(What the task asks) Work through the data below line by line and say how many lines hold "initials"; give only the number.

Source data section start

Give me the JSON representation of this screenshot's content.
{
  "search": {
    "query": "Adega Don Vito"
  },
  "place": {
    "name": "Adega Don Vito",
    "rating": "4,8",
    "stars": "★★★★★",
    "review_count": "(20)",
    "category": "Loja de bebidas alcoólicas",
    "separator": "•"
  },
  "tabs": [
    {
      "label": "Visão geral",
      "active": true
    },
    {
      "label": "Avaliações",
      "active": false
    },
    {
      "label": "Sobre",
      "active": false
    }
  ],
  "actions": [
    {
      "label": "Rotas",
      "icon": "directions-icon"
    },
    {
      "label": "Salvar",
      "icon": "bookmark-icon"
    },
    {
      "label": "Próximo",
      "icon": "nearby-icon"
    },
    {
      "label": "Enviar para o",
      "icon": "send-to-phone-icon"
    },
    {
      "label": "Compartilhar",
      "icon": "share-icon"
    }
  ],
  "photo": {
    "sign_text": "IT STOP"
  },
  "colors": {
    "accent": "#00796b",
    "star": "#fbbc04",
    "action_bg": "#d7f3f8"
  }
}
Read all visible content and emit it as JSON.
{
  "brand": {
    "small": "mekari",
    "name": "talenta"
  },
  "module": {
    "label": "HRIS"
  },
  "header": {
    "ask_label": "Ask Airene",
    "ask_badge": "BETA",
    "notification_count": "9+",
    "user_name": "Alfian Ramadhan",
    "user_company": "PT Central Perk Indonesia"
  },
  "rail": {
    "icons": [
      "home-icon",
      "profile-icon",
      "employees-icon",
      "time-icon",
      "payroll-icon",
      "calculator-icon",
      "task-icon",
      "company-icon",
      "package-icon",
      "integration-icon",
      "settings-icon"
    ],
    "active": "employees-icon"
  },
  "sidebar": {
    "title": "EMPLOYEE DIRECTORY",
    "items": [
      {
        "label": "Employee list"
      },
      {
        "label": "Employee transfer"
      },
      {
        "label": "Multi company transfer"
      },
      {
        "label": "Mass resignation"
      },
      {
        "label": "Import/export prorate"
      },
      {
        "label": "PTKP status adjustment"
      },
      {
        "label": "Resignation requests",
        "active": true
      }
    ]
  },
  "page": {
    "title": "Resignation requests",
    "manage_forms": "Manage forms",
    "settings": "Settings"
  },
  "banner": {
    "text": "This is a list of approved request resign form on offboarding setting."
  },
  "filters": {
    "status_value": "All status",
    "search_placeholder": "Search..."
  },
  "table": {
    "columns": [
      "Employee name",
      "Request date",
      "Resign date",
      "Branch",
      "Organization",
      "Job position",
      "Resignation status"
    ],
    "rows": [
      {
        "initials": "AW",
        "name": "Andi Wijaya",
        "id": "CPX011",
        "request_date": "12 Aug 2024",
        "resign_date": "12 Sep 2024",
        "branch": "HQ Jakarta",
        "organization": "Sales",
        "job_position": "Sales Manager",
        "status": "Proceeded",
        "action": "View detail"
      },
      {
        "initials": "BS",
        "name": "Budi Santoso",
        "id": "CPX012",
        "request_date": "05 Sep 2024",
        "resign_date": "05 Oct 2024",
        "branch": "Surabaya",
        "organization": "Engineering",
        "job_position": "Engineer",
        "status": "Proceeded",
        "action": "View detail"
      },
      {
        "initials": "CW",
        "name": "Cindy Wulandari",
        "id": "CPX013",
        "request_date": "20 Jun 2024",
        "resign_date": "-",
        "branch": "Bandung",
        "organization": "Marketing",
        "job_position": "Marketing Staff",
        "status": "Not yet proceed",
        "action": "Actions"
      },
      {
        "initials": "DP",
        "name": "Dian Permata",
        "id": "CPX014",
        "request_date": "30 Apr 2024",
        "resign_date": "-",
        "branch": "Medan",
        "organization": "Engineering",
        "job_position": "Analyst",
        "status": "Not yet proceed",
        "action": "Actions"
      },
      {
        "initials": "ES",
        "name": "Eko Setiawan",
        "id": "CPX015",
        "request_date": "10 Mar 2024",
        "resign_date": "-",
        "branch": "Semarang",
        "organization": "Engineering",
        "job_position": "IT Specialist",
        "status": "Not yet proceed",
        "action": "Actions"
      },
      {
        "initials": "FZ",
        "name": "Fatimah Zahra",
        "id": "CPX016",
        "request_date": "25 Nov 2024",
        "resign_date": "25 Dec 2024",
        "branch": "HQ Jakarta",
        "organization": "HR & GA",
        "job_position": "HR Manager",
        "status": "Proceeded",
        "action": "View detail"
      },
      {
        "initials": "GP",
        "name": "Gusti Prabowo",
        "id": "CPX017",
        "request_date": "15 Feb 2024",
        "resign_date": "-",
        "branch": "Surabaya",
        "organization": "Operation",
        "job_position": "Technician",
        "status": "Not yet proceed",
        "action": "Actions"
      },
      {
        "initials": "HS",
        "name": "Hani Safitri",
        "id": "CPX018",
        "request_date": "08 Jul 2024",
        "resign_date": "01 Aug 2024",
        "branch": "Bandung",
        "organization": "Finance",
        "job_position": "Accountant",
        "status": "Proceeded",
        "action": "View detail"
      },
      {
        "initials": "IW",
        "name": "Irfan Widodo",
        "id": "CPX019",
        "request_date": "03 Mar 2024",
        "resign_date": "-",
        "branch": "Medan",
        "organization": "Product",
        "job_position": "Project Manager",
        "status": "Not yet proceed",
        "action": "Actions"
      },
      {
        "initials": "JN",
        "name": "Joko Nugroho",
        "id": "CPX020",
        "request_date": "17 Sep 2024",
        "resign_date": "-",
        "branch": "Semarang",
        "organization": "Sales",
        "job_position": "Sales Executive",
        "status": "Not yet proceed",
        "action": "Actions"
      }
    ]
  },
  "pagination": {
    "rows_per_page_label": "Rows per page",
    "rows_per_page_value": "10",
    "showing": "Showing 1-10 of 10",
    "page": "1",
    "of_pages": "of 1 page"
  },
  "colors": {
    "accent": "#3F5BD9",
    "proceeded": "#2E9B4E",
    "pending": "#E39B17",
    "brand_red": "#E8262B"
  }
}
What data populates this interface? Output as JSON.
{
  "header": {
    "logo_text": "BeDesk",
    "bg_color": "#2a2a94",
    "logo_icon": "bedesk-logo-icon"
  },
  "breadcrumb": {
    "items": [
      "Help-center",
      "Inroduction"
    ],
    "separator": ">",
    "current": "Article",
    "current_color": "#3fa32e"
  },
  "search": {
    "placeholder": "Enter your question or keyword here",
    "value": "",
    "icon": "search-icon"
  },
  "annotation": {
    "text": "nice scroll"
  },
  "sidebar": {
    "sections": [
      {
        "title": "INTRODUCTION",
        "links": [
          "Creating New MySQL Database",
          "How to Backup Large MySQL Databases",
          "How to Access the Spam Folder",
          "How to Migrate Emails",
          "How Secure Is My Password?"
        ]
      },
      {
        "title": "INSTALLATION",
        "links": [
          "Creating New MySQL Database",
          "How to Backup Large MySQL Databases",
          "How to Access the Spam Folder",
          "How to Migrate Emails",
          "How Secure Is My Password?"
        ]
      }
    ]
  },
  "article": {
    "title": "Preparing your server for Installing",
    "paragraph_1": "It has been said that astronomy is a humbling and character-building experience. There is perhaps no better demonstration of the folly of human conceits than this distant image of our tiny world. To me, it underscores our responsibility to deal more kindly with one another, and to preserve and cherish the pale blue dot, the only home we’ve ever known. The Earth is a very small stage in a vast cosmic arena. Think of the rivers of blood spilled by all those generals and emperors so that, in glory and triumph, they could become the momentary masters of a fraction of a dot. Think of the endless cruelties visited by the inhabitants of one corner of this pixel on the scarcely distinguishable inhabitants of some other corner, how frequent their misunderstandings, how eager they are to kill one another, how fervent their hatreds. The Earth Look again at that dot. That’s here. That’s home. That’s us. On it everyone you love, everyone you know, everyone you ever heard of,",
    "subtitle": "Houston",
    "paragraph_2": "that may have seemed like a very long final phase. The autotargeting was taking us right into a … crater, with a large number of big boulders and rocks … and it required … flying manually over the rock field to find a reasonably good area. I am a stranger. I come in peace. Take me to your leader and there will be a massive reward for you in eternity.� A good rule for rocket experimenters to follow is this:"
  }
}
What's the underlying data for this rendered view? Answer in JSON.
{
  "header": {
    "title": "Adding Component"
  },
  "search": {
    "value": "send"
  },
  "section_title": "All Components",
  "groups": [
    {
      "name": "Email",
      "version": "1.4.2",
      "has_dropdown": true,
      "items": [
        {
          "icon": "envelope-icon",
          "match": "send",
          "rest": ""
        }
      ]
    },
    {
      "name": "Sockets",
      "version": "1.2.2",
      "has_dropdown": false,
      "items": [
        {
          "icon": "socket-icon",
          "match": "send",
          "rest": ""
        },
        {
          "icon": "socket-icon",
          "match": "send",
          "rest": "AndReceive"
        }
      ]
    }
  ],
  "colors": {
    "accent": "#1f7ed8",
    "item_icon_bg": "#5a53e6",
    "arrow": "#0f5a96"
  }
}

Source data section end

(Answer box) 10